Incumbent AWS-1 licensees, such as T Mobile, and the wireless industry's leading trade association opposed the plan, but, it had backing on Capitol Hill and among various consumer and educational groups Perhaps more important, at this time, the President-Elect favors the availability of low or no cost nationwide broadband.

Meanwhile, Sprint-Nextel and Clearwire rolled out their WiMax product on a beta basis and, in November, received FCC approval for the transfer of their 2.5 GHz licenses to a new joint venture. Nationwide carriers began deploying 3G data networks, and began making plans for 4G. Spurred by the success of the iPhone, a variety of new data-oriented, feature-rich handsets were deployed in 2008. That trend should continue in the coming year. For example, LG recently announced that it would work more closely with Microsoft on smartphones and other devices. The industry should expect an aggressive stance from the new Administration on technology issues generally, including initiatives for both wireline and wireless broadband. With dwindling reserves of spectrum, the FCC will need to be creative to meet potential demand.
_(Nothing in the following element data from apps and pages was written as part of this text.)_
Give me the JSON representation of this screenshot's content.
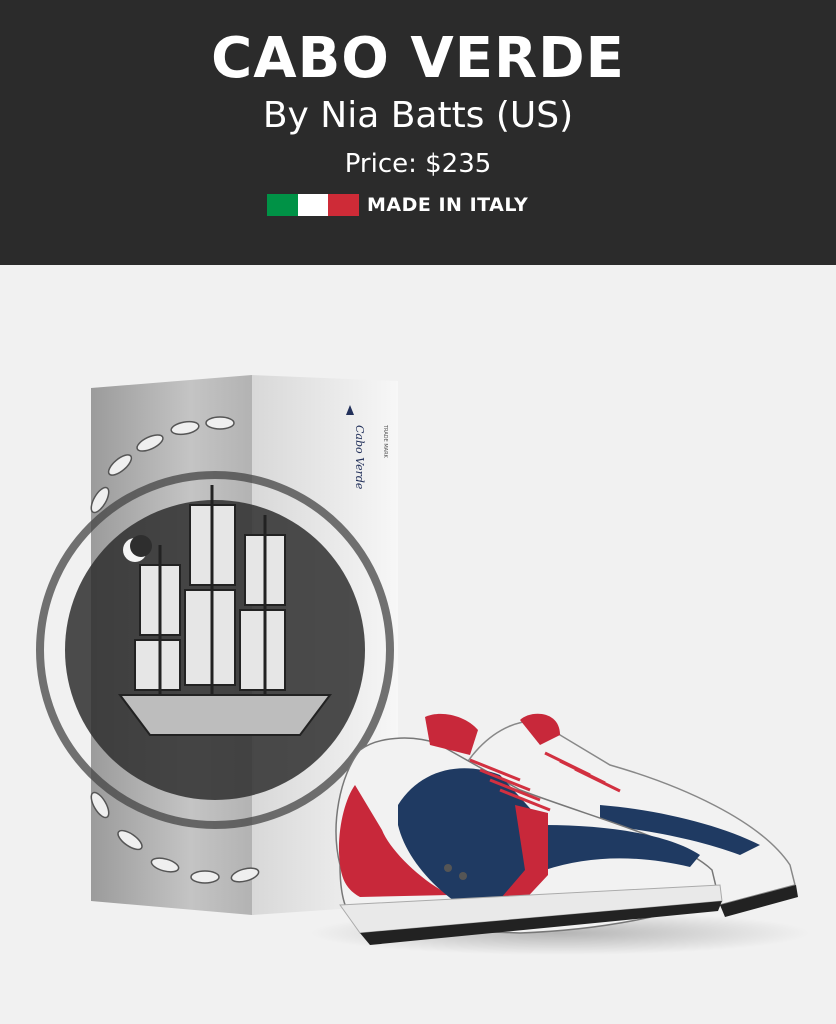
{
  "product": {
    "title": "CABO VERDE",
    "designer": "By Nia Batts (US)",
    "price": "Price: $235",
    "origin_label": "MADE IN ITALY",
    "flag_colors": [
      "#009246",
      "#ffffff",
      "#ce2b37"
    ]
  },
  "box": {
    "brand_text": "Cabo Verde",
    "trademark_text": "TRADE MARK"
  },
  "shoe": {
    "colors": {
      "primary": "#1f3a62",
      "accent": "#c8283a",
      "base": "#f2f2f2"
    }
  }
}
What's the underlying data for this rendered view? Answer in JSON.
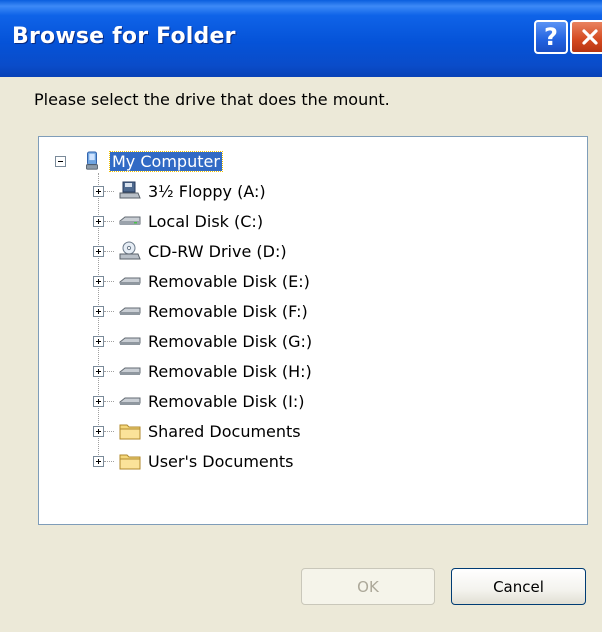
{
  "window": {
    "title": "Browse for Folder"
  },
  "title_buttons": {
    "help": "?",
    "close_icon": "close-icon"
  },
  "prompt": "Please select the drive that does the mount.",
  "tree": {
    "root": {
      "label": "My Computer",
      "icon": "my-computer-icon",
      "expanded": true,
      "selected": true
    },
    "children": [
      {
        "label": "3½ Floppy (A:)",
        "icon": "floppy-drive-icon"
      },
      {
        "label": "Local Disk (C:)",
        "icon": "hard-disk-icon"
      },
      {
        "label": "CD-RW Drive (D:)",
        "icon": "cd-drive-icon"
      },
      {
        "label": "Removable Disk (E:)",
        "icon": "removable-disk-icon"
      },
      {
        "label": "Removable Disk (F:)",
        "icon": "removable-disk-icon"
      },
      {
        "label": "Removable Disk (G:)",
        "icon": "removable-disk-icon"
      },
      {
        "label": "Removable Disk (H:)",
        "icon": "removable-disk-icon"
      },
      {
        "label": "Removable Disk (I:)",
        "icon": "removable-disk-icon"
      },
      {
        "label": "Shared Documents",
        "icon": "folder-icon"
      },
      {
        "label": "User's Documents",
        "icon": "folder-icon"
      }
    ]
  },
  "buttons": {
    "ok": "OK",
    "cancel": "Cancel"
  },
  "colors": {
    "titlebar": "#0553d8",
    "selection": "#316ac5",
    "dialog_bg": "#ece9d8"
  }
}
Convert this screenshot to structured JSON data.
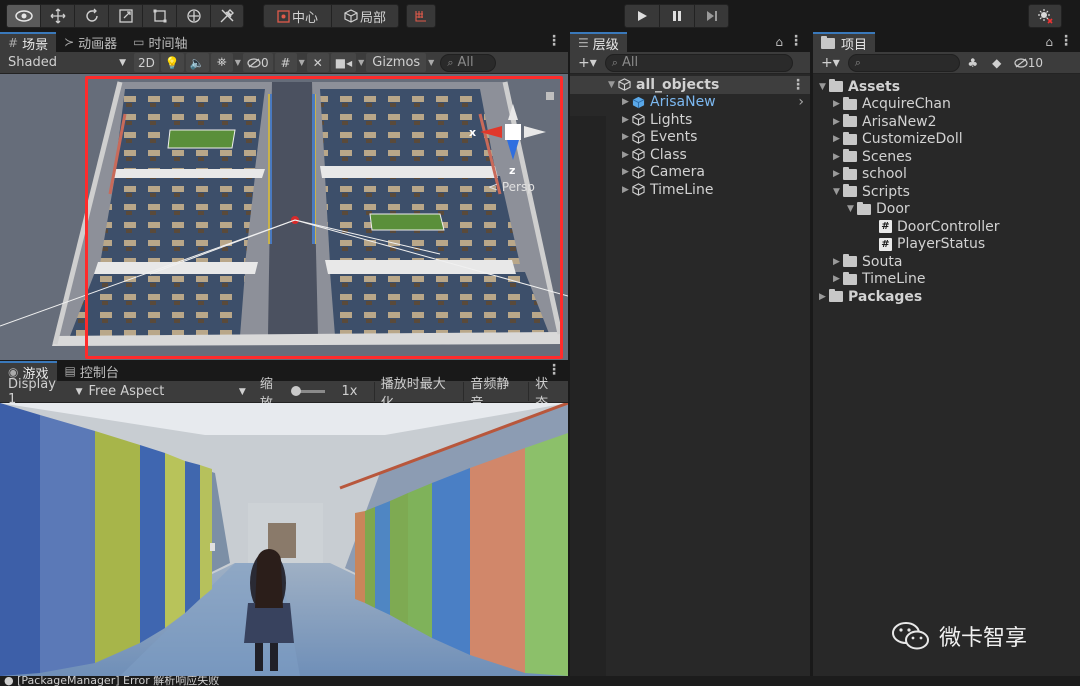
{
  "toolbar": {
    "pivot_label": "中心",
    "local_label": "局部"
  },
  "scene": {
    "tab_scene": "场景",
    "tab_animator": "动画器",
    "tab_timeline": "时间轴",
    "shading_mode": "Shaded",
    "btn_2d": "2D",
    "hidden_count": "0",
    "gizmos_label": "Gizmos",
    "search_placeholder": "All",
    "gizmo_x": "x",
    "gizmo_z": "z",
    "persp_label": "< Persp",
    "highlight_color": "#ff2b2b"
  },
  "game": {
    "tab_game": "游戏",
    "tab_console": "控制台",
    "display": "Display 1",
    "aspect": "Free Aspect",
    "scale_label": "缩放",
    "scale_value": "1x",
    "maximize_label": "播放时最大化",
    "mute_label": "音频静音",
    "stats_label": "状态"
  },
  "hierarchy": {
    "tab": "层级",
    "add": "+▾",
    "search_placeholder": "All",
    "root": "all_objects",
    "items": [
      "ArisaNew",
      "Lights",
      "Events",
      "Class",
      "Camera",
      "TimeLine"
    ]
  },
  "project": {
    "tab": "项目",
    "add": "+▾",
    "hidden_count": "10",
    "tree": {
      "assets": "Assets",
      "folders": [
        "AcquireChan",
        "ArisaNew2",
        "CustomizeDoll",
        "Scenes",
        "school"
      ],
      "scripts": "Scripts",
      "door": "Door",
      "door_scripts": [
        "DoorController",
        "PlayerStatus"
      ],
      "after": [
        "Souta",
        "TimeLine"
      ],
      "packages": "Packages"
    }
  },
  "watermark": "微卡智享",
  "status_text": "[PackageManager] Error 解析响应失败"
}
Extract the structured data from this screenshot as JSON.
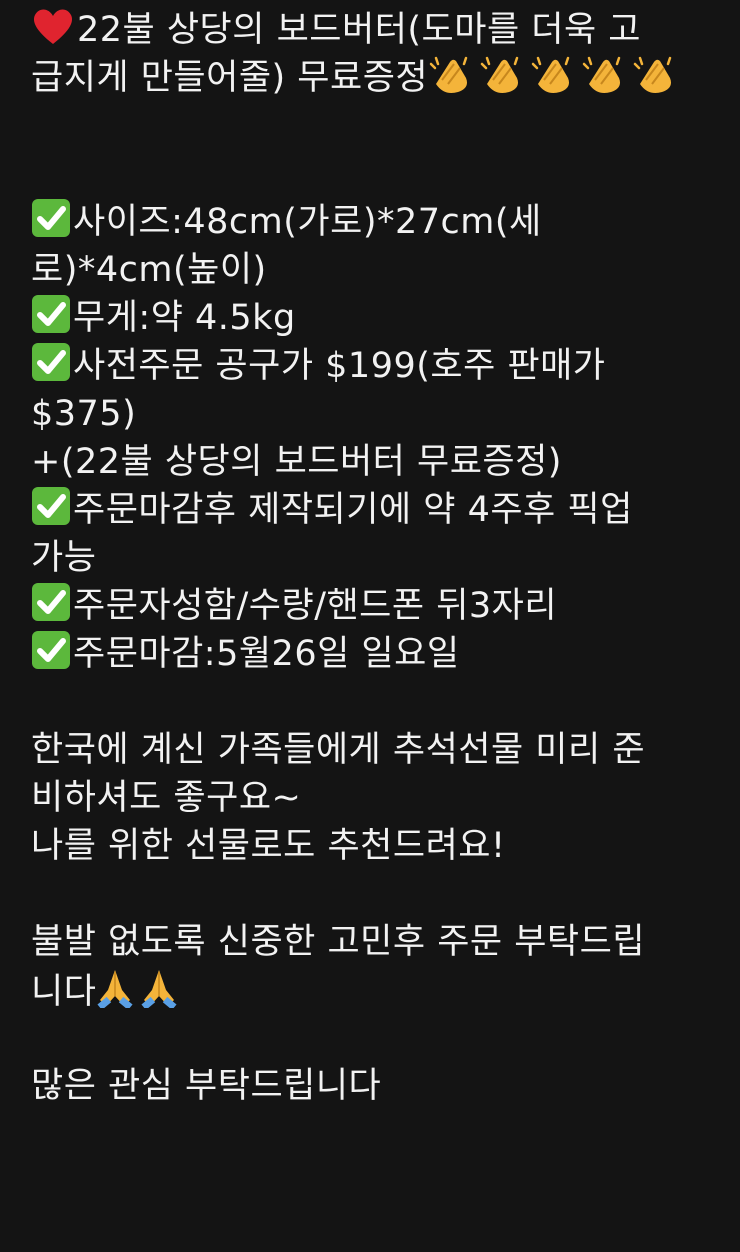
{
  "post": {
    "lines": [
      {
        "text": "22불 상당의 보드버터(도마를 더욱 고",
        "icon": "heart"
      },
      {
        "text": "급지게 만들어줄) 무료증정",
        "trail": "clap",
        "trail_count": 5
      },
      {
        "gap": true
      },
      {
        "gap": true
      },
      {
        "text": "사이즈:48cm(가로)*27cm(세",
        "icon": "check"
      },
      {
        "text": "로)*4cm(높이)"
      },
      {
        "text": "무게:약 4.5kg",
        "icon": "check"
      },
      {
        "text": "사전주문 공구가 $199(호주 판매가",
        "icon": "check"
      },
      {
        "text": "$375)"
      },
      {
        "text": "+(22불 상당의 보드버터 무료증정)"
      },
      {
        "text": "주문마감후 제작되기에 약 4주후 픽업",
        "icon": "check"
      },
      {
        "text": "가능"
      },
      {
        "text": "주문자성함/수량/핸드폰 뒤3자리",
        "icon": "check"
      },
      {
        "text": "주문마감:5월26일 일요일",
        "icon": "check"
      },
      {
        "gap": true
      },
      {
        "text": "한국에 계신 가족들에게 추석선물 미리 준"
      },
      {
        "text": "비하셔도 좋구요~"
      },
      {
        "text": "나를 위한 선물로도 추천드려요!"
      },
      {
        "gap": true
      },
      {
        "text": "불발 없도록 신중한 고민후 주문 부탁드립"
      },
      {
        "text": "니다",
        "trail": "pray",
        "trail_count": 2
      },
      {
        "gap": true
      },
      {
        "text": "많은 관심 부탁드립니다"
      }
    ]
  },
  "colors": {
    "background": "#141414",
    "text": "#f2f2f2",
    "check_green": "#5cb83c",
    "heart_red": "#e0242f",
    "clap_yellow": "#f4b43a",
    "pray_blue": "#5aa0e6"
  }
}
Consumer Regulations

The long-heralded promises of advanced networks started becoming reality in 2008: wireless devices were everywhere, including purses and pockets, automobiles, homes and offices. They're smarter, more functional and provide many more services than was the case just a year or two ago. But success came with a price: 2008 witnessed increasing concern at the FCC and in Congress that the information available from these devices could be improperly used, not just in conspicuous problems, such as national surveillance, but in more subtle ways, such as tracking customer habits and location.

Last year, the FCC tightened its rules regarding the use and disclosure of customer proprietary network information (CPNI) and adopted new rules to verify customer identity before disclosing call detail information. The FCC also required carriers to notify law enforcement in the event of security breaches that involve CPNI and to file annual certifications as to their compliance with the CPNI rules. In 2008, the FCC took enforcement of these rules very seriously; numerous entities received inquiries from the Enforcement Bureau about their certification filings. Recent news reports say that experimental, server-based technology that acts as a "cookie" for wireless services is being launched, and that it and the Wi-Fi Protected Access (WPA) standard, which has been cracked, are likely to lead to increased concerns about privacy and security of customer data on wireless networks.

Concern over these issues may lead to regulation in unexpected ways. For example, a current FCC proceeding questions whether text messaging, including by use of short codes, should be subject to common carrier regulation under Title II of the Communications Act. Although the proceeding was motivated by concerns over non-discriminatory access rather than privacy, a ruling that these services are "telecommunications" rather than "information services" may have implications for privacy and consumer protection issues as well. One example is with regard to the treatment of marketing communications using texting under the Telephone Consumer Protection Act.

A Senate bill introduced this past spring sought to give the Federal Trade Commission greater authority over telecom carriers, including wireless providers. Although the bill did not make it out of committee, the FTC has long sought elimination of the "common carrier exemption" to its jurisdiction; it is unlikely to take a less regulatory stance under the new Administration.

Wireless industry players should anticipate that 2009 will bring continued growth in demand for advanced data and content services. At the same time, those opportunities may come with new legislation or regulations dealing with data mining, behavioral monitoring, communications privacy and consumer protection in general. The sound you hear off in the distance may be the barking of regulatory watchdogs.